**EXCERPTED RECORDS:**
■ ■ ■ ■ ■ ■ ■

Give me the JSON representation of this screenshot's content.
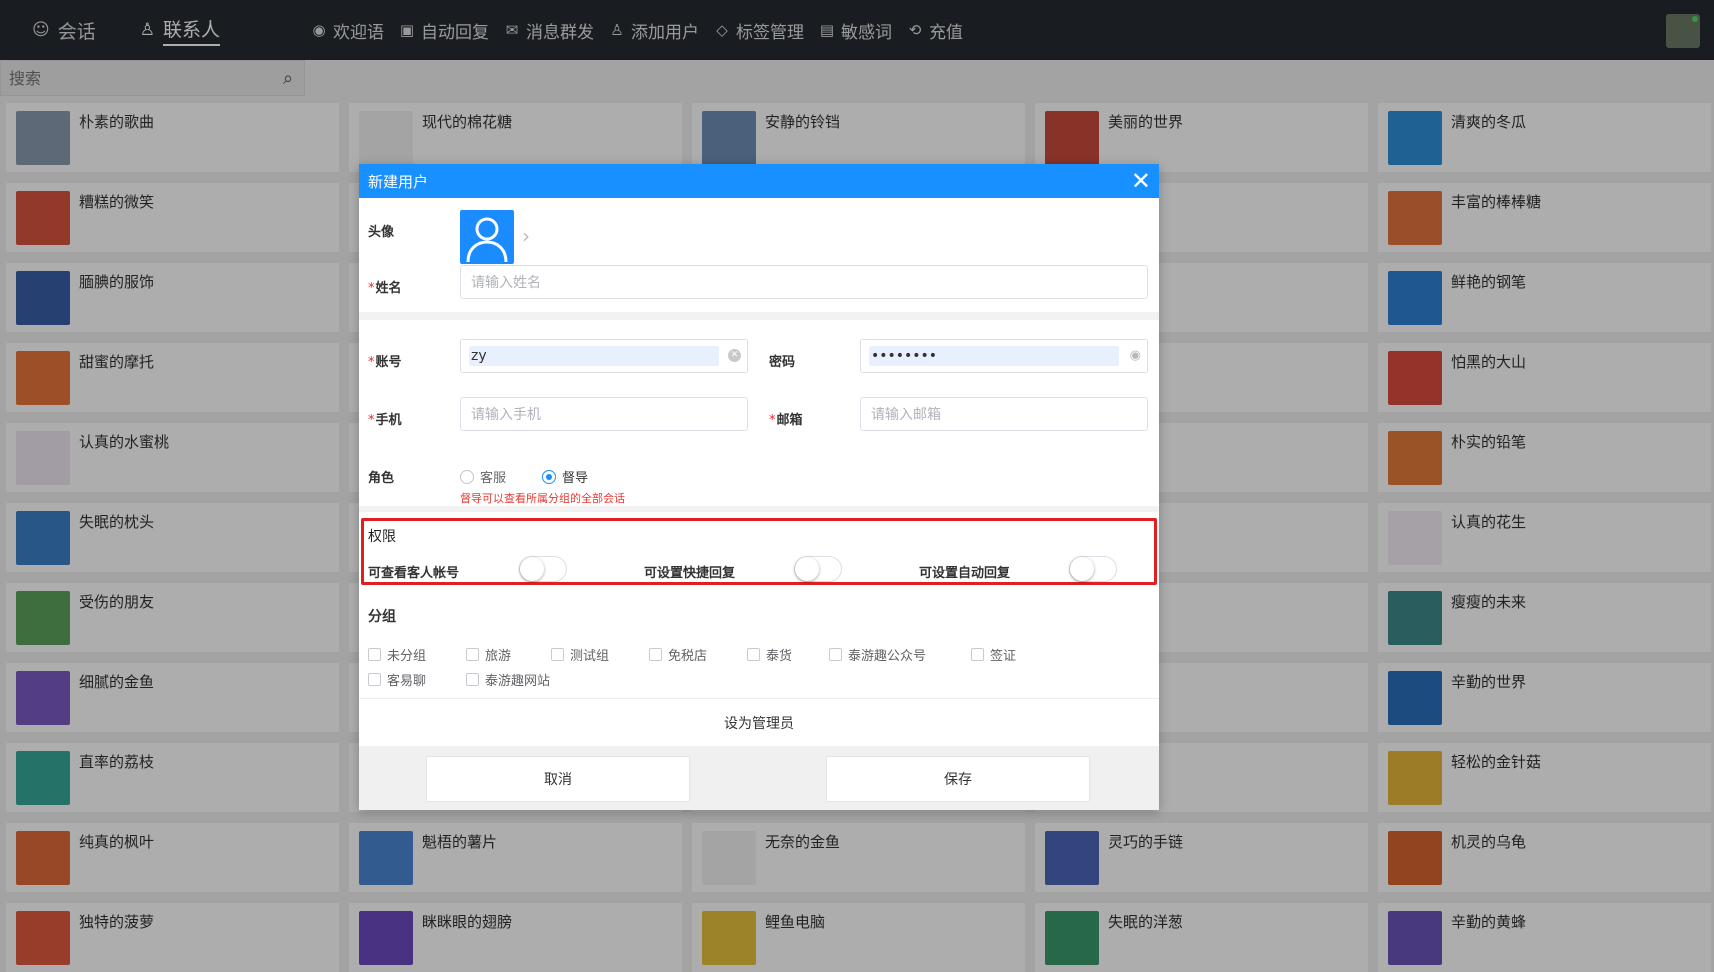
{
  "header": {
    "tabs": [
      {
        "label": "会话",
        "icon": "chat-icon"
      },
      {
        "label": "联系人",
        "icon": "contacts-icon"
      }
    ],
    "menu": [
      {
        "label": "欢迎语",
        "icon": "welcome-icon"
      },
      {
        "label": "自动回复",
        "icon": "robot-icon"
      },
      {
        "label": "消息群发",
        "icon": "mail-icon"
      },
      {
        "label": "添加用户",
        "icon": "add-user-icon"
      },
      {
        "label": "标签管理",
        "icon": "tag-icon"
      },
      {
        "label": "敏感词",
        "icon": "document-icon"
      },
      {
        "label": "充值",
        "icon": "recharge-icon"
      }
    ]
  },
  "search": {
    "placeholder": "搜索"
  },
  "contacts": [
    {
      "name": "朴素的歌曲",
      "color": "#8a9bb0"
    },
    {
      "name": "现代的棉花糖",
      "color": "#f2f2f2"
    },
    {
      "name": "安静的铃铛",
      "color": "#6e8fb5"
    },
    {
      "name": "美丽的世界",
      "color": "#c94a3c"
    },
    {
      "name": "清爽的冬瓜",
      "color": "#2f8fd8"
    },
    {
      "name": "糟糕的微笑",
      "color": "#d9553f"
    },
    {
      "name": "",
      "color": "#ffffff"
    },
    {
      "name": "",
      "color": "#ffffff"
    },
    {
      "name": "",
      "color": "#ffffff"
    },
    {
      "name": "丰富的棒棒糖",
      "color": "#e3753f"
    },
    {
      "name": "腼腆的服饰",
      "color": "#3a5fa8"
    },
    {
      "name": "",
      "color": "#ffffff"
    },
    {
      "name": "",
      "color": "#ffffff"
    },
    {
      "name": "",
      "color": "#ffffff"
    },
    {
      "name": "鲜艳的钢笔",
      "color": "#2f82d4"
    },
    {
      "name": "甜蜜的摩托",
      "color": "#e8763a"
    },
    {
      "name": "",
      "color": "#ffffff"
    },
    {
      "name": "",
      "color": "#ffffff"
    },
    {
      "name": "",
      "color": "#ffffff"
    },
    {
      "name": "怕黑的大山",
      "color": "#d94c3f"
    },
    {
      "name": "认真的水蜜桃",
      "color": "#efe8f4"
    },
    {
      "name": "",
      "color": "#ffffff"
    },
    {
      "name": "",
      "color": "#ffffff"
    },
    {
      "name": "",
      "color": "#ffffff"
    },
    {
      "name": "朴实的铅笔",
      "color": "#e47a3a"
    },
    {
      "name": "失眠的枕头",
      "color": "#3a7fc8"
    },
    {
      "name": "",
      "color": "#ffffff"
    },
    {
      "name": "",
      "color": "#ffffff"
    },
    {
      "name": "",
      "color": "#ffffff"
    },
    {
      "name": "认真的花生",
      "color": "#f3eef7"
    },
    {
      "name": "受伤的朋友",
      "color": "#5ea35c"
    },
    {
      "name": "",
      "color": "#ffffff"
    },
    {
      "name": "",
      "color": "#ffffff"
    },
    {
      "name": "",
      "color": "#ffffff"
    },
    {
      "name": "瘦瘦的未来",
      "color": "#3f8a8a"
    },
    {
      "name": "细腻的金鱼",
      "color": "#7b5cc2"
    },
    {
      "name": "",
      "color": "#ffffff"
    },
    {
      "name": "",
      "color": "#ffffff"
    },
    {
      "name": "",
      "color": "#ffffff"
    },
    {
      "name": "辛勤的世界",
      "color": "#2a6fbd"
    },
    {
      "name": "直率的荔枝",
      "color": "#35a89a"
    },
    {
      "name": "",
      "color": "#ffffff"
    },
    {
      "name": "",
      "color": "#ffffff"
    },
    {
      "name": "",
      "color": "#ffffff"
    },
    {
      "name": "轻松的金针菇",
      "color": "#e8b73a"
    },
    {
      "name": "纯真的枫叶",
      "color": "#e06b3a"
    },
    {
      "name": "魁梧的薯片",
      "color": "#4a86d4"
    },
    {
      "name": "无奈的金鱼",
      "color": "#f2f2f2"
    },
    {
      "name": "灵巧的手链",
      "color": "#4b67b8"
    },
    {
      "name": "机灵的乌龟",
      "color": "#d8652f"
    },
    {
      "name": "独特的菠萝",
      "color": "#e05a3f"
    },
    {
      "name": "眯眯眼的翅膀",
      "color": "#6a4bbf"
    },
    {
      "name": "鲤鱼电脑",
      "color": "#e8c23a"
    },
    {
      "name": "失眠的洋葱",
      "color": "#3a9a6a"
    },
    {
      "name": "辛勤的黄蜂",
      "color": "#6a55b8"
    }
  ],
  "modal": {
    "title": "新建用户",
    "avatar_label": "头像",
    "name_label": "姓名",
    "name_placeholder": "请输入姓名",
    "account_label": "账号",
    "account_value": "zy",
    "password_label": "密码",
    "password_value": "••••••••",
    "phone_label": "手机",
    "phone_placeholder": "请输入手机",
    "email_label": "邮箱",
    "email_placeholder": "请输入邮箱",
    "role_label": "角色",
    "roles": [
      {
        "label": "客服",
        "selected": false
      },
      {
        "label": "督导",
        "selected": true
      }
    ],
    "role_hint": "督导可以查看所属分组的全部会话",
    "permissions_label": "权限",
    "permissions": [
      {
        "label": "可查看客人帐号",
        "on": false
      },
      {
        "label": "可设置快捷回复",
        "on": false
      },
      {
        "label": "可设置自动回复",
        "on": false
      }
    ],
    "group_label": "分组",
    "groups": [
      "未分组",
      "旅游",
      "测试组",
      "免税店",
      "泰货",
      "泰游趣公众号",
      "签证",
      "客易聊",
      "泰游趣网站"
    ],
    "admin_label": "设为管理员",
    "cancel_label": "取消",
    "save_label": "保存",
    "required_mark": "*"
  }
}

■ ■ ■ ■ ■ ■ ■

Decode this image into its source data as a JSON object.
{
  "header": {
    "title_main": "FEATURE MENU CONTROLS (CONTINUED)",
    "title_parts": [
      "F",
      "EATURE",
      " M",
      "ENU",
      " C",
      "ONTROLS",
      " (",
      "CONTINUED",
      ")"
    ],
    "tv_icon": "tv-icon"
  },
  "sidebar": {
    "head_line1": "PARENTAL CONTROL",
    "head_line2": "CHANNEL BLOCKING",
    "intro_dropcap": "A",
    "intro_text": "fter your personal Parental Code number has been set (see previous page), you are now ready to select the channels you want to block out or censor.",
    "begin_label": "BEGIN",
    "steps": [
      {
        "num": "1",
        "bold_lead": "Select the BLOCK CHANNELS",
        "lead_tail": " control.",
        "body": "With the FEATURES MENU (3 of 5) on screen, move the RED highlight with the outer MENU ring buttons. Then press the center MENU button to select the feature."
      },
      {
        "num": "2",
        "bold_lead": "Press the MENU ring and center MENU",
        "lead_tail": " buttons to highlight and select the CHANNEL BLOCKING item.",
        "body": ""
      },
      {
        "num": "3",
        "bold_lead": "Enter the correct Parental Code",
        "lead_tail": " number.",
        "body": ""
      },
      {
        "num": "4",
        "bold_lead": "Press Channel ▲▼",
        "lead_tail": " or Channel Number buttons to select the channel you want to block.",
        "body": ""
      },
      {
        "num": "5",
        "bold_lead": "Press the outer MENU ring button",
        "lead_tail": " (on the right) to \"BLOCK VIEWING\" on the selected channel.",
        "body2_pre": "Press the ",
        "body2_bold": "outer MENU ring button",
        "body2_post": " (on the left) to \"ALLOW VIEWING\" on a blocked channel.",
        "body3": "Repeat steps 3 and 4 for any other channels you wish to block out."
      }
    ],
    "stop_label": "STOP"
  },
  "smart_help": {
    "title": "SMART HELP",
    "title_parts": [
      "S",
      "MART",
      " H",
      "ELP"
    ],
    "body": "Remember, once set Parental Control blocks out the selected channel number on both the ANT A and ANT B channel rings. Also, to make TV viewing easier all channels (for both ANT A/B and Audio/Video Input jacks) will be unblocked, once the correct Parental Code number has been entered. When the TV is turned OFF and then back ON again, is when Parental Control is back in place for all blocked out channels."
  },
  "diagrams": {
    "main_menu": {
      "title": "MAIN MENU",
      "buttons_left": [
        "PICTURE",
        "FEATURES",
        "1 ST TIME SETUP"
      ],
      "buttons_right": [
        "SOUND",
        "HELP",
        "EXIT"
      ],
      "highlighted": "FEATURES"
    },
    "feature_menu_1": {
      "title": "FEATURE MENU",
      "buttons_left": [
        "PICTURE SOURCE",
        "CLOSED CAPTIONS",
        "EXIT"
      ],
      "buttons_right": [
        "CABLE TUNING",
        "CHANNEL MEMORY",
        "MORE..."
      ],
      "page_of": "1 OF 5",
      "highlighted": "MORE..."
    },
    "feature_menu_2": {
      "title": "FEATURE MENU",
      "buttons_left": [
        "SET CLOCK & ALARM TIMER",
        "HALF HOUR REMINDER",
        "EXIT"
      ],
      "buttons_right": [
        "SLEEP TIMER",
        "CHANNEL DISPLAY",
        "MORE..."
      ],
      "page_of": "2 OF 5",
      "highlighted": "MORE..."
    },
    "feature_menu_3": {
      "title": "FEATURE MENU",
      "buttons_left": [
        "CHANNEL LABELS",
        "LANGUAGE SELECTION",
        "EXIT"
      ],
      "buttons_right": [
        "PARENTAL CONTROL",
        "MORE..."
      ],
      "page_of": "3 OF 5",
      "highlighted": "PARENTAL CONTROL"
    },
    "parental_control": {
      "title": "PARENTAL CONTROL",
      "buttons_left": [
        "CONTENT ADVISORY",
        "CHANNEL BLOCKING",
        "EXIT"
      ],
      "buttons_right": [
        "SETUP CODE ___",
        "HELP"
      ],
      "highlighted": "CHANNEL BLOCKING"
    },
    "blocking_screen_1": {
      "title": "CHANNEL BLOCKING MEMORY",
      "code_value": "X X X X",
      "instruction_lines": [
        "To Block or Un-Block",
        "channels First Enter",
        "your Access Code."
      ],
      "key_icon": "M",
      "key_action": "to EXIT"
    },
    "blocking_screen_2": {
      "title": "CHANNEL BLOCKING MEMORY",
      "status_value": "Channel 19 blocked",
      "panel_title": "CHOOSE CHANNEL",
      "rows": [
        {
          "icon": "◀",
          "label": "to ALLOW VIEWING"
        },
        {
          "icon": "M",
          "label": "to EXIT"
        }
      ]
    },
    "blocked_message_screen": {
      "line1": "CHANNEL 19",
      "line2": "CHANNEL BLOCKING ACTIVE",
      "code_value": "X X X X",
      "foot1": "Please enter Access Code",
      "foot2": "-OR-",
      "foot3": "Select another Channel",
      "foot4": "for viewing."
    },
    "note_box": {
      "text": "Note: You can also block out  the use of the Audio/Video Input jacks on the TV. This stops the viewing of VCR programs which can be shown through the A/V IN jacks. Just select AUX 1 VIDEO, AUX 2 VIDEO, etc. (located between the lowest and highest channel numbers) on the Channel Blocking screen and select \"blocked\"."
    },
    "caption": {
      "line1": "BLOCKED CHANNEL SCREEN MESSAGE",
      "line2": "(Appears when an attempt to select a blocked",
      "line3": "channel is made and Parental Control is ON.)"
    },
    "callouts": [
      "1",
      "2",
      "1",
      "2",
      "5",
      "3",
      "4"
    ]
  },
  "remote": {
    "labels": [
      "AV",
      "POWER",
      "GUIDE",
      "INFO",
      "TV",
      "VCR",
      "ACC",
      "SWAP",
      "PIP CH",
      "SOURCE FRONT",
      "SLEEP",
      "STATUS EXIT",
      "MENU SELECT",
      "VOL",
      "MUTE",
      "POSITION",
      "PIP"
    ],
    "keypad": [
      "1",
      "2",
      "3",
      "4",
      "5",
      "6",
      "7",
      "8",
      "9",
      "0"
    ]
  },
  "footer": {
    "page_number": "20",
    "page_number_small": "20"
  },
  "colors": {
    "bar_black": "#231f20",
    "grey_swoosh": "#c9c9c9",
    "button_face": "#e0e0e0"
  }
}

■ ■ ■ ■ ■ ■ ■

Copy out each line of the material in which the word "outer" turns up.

        "body": "With the FEATURES MENU (3 of 5) on screen, move the RED highlight with the outer MENU ring buttons. Then press the center MENU button to select the feature."
        "bold_lead": "Press the outer MENU ring button",
        "body2_bold": "outer MENU ring button",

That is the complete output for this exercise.